▸ AIM OF THE TASK
Once the images are set aside, write out the rest of the records exactly.

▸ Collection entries
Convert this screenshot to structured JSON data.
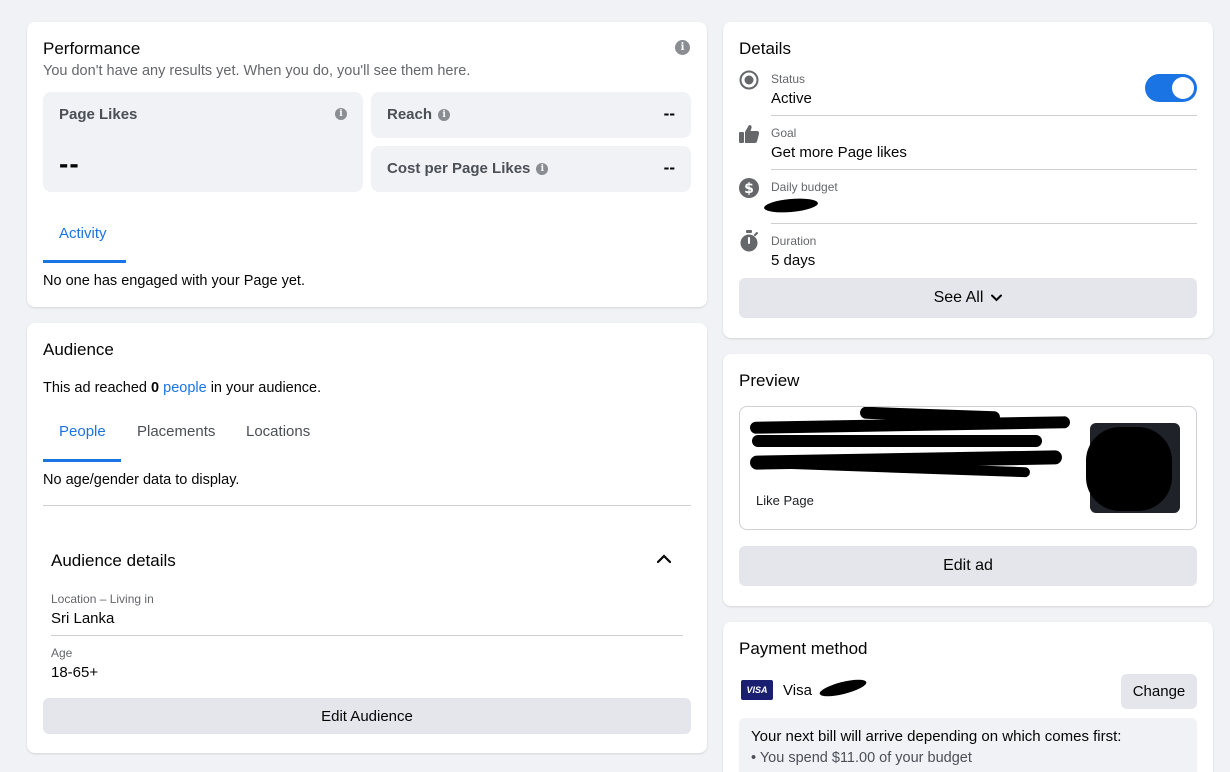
{
  "performance": {
    "title": "Performance",
    "subtitle": "You don't have any results yet. When you do, you'll see them here.",
    "page_likes_label": "Page Likes",
    "page_likes_value": "--",
    "reach_label": "Reach",
    "reach_value": "--",
    "cost_label": "Cost per Page Likes",
    "cost_value": "--",
    "activity_tab": "Activity",
    "activity_empty": "No one has engaged with your Page yet."
  },
  "audience": {
    "title": "Audience",
    "reached_prefix": "This ad reached ",
    "reached_count": "0",
    "reached_link": "people",
    "reached_suffix": " in your audience.",
    "tabs": [
      "People",
      "Placements",
      "Locations"
    ],
    "empty": "No age/gender data to display.",
    "details_title": "Audience details",
    "location_label": "Location – Living in",
    "location_value": "Sri Lanka",
    "age_label": "Age",
    "age_value": "18-65+",
    "edit_button": "Edit Audience"
  },
  "details": {
    "title": "Details",
    "status_label": "Status",
    "status_value": "Active",
    "status_on": true,
    "goal_label": "Goal",
    "goal_value": "Get more Page likes",
    "budget_label": "Daily budget",
    "duration_label": "Duration",
    "duration_value": "5 days",
    "see_all": "See All"
  },
  "preview": {
    "title": "Preview",
    "like_page": "Like Page",
    "edit_button": "Edit ad"
  },
  "payment": {
    "title": "Payment method",
    "card_brand_badge": "VISA",
    "card_name": "Visa",
    "change_button": "Change",
    "bill_note": "Your next bill will arrive depending on which comes first:",
    "bill_item": "You spend $11.00 of your budget"
  },
  "colors": {
    "accent": "#1b74e4",
    "background": "#f0f2f5",
    "visa": "#1a1f71"
  }
}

▸ REPLY
Convert this screenshot to structured JSON data.
{
  "performance": {
    "title": "Performance",
    "subtitle": "You don't have any results yet. When you do, you'll see them here.",
    "page_likes_label": "Page Likes",
    "page_likes_value": "--",
    "reach_label": "Reach",
    "reach_value": "--",
    "cost_label": "Cost per Page Likes",
    "cost_value": "--",
    "activity_tab": "Activity",
    "activity_empty": "No one has engaged with your Page yet."
  },
  "audience": {
    "title": "Audience",
    "reached_prefix": "This ad reached ",
    "reached_count": "0",
    "reached_link": "people",
    "reached_suffix": " in your audience.",
    "tabs": [
      "People",
      "Placements",
      "Locations"
    ],
    "empty": "No age/gender data to display.",
    "details_title": "Audience details",
    "location_label": "Location – Living in",
    "location_value": "Sri Lanka",
    "age_label": "Age",
    "age_value": "18-65+",
    "edit_button": "Edit Audience"
  },
  "details": {
    "title": "Details",
    "status_label": "Status",
    "status_value": "Active",
    "status_on": true,
    "goal_label": "Goal",
    "goal_value": "Get more Page likes",
    "budget_label": "Daily budget",
    "duration_label": "Duration",
    "duration_value": "5 days",
    "see_all": "See All"
  },
  "preview": {
    "title": "Preview",
    "like_page": "Like Page",
    "edit_button": "Edit ad"
  },
  "payment": {
    "title": "Payment method",
    "card_brand_badge": "VISA",
    "card_name": "Visa",
    "change_button": "Change",
    "bill_note": "Your next bill will arrive depending on which comes first:",
    "bill_item": "You spend $11.00 of your budget"
  },
  "colors": {
    "accent": "#1b74e4",
    "background": "#f0f2f5",
    "visa": "#1a1f71"
  }
}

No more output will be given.